» **Task brief**: Set down the data below in full and exactly, minus the pictures.

» **Dataset content**:
______
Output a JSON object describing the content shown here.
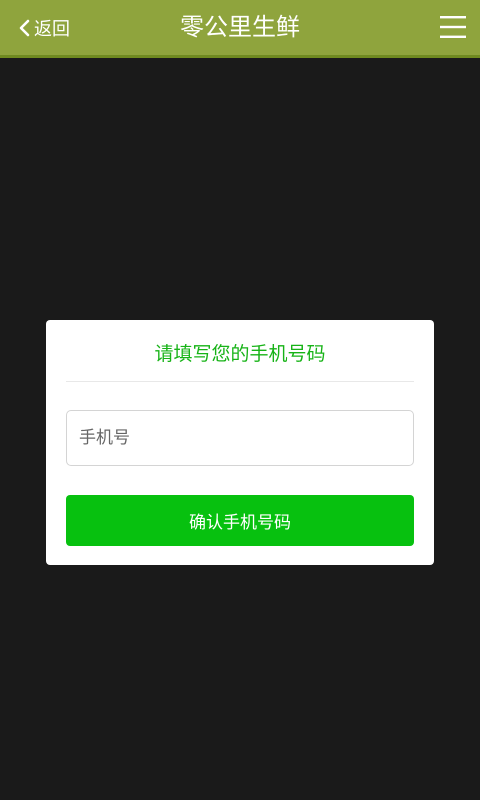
{
  "header": {
    "back_label": "返回",
    "title": "零公里生鲜",
    "back_icon": "chevron-left-icon",
    "menu_icon": "hamburger-menu-icon"
  },
  "dialog": {
    "title": "请填写您的手机号码",
    "phone_placeholder": "手机号",
    "phone_value": "",
    "confirm_label": "确认手机号码"
  },
  "colors": {
    "header_bg": "#8fa43d",
    "overlay_bg": "#1a1a1a",
    "accent_green": "#07c10f",
    "title_green": "#17b317"
  }
}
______
» **Result of this exercise**:
Output a JSON object describing the content shown here.
{
  "header": {
    "back_label": "返回",
    "title": "零公里生鲜",
    "back_icon": "chevron-left-icon",
    "menu_icon": "hamburger-menu-icon"
  },
  "dialog": {
    "title": "请填写您的手机号码",
    "phone_placeholder": "手机号",
    "phone_value": "",
    "confirm_label": "确认手机号码"
  },
  "colors": {
    "header_bg": "#8fa43d",
    "overlay_bg": "#1a1a1a",
    "accent_green": "#07c10f",
    "title_green": "#17b317"
  }
}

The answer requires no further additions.